* Problem requirements *
Exactly as written, print each of the entries.

Entries from a dataset of interfaces:
····················

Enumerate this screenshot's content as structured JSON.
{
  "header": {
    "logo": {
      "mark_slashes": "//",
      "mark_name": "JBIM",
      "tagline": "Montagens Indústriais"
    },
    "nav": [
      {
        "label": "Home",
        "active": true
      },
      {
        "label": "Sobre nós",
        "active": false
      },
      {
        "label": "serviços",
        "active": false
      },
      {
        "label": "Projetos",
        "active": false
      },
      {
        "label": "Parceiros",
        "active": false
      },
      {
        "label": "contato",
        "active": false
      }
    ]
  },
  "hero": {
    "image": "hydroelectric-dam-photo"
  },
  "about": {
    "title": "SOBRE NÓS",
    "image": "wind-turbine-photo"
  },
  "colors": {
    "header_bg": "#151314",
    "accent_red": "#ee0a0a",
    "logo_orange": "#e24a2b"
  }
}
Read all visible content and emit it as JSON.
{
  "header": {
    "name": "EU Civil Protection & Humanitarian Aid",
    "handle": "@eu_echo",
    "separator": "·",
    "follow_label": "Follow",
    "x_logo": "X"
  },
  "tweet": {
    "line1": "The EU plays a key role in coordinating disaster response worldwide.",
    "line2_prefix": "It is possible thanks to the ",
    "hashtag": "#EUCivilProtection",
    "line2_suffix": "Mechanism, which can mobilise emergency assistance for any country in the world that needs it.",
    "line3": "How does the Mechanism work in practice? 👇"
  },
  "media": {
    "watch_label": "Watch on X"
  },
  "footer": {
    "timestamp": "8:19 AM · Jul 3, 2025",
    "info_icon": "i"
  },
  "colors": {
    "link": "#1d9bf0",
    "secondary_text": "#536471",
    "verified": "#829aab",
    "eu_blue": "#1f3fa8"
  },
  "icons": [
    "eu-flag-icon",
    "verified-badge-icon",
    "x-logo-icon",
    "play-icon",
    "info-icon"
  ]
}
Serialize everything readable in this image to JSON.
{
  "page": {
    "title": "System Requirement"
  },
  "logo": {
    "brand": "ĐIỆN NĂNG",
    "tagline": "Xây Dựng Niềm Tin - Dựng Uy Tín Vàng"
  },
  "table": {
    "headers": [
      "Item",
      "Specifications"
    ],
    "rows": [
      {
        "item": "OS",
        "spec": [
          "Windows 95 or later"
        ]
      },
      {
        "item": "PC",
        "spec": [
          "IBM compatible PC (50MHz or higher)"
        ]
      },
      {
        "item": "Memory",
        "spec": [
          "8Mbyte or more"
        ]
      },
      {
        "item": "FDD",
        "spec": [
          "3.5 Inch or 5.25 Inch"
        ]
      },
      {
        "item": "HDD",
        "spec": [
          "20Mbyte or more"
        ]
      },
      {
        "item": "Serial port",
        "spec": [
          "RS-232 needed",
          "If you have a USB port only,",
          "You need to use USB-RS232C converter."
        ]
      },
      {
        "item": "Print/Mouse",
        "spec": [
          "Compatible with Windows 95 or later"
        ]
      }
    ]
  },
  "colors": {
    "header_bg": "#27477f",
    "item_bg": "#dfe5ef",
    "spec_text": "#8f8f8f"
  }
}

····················

* Result of the task *
Enumerate this screenshot's content as structured JSON.
{
  "header": {
    "logo": {
      "mark_slashes": "//",
      "mark_name": "JBIM",
      "tagline": "Montagens Indústriais"
    },
    "nav": [
      {
        "label": "Home",
        "active": true
      },
      {
        "label": "Sobre nós",
        "active": false
      },
      {
        "label": "serviços",
        "active": false
      },
      {
        "label": "Projetos",
        "active": false
      },
      {
        "label": "Parceiros",
        "active": false
      },
      {
        "label": "contato",
        "active": false
      }
    ]
  },
  "hero": {
    "image": "hydroelectric-dam-photo"
  },
  "about": {
    "title": "SOBRE NÓS",
    "image": "wind-turbine-photo"
  },
  "colors": {
    "header_bg": "#151314",
    "accent_red": "#ee0a0a",
    "logo_orange": "#e24a2b"
  }
}
Read all visible content and emit it as JSON.
{
  "header": {
    "name": "EU Civil Protection & Humanitarian Aid",
    "handle": "@eu_echo",
    "separator": "·",
    "follow_label": "Follow",
    "x_logo": "X"
  },
  "tweet": {
    "line1": "The EU plays a key role in coordinating disaster response worldwide.",
    "line2_prefix": "It is possible thanks to the ",
    "hashtag": "#EUCivilProtection",
    "line2_suffix": "Mechanism, which can mobilise emergency assistance for any country in the world that needs it.",
    "line3": "How does the Mechanism work in practice? 👇"
  },
  "media": {
    "watch_label": "Watch on X"
  },
  "footer": {
    "timestamp": "8:19 AM · Jul 3, 2025",
    "info_icon": "i"
  },
  "colors": {
    "link": "#1d9bf0",
    "secondary_text": "#536471",
    "verified": "#829aab",
    "eu_blue": "#1f3fa8"
  },
  "icons": [
    "eu-flag-icon",
    "verified-badge-icon",
    "x-logo-icon",
    "play-icon",
    "info-icon"
  ]
}
Serialize everything readable in this image to JSON.
{
  "page": {
    "title": "System Requirement"
  },
  "logo": {
    "brand": "ĐIỆN NĂNG",
    "tagline": "Xây Dựng Niềm Tin - Dựng Uy Tín Vàng"
  },
  "table": {
    "headers": [
      "Item",
      "Specifications"
    ],
    "rows": [
      {
        "item": "OS",
        "spec": [
          "Windows 95 or later"
        ]
      },
      {
        "item": "PC",
        "spec": [
          "IBM compatible PC (50MHz or higher)"
        ]
      },
      {
        "item": "Memory",
        "spec": [
          "8Mbyte or more"
        ]
      },
      {
        "item": "FDD",
        "spec": [
          "3.5 Inch or 5.25 Inch"
        ]
      },
      {
        "item": "HDD",
        "spec": [
          "20Mbyte or more"
        ]
      },
      {
        "item": "Serial port",
        "spec": [
          "RS-232 needed",
          "If you have a USB port only,",
          "You need to use USB-RS232C converter."
        ]
      },
      {
        "item": "Print/Mouse",
        "spec": [
          "Compatible with Windows 95 or later"
        ]
      }
    ]
  },
  "colors": {
    "header_bg": "#27477f",
    "item_bg": "#dfe5ef",
    "spec_text": "#8f8f8f"
  }
}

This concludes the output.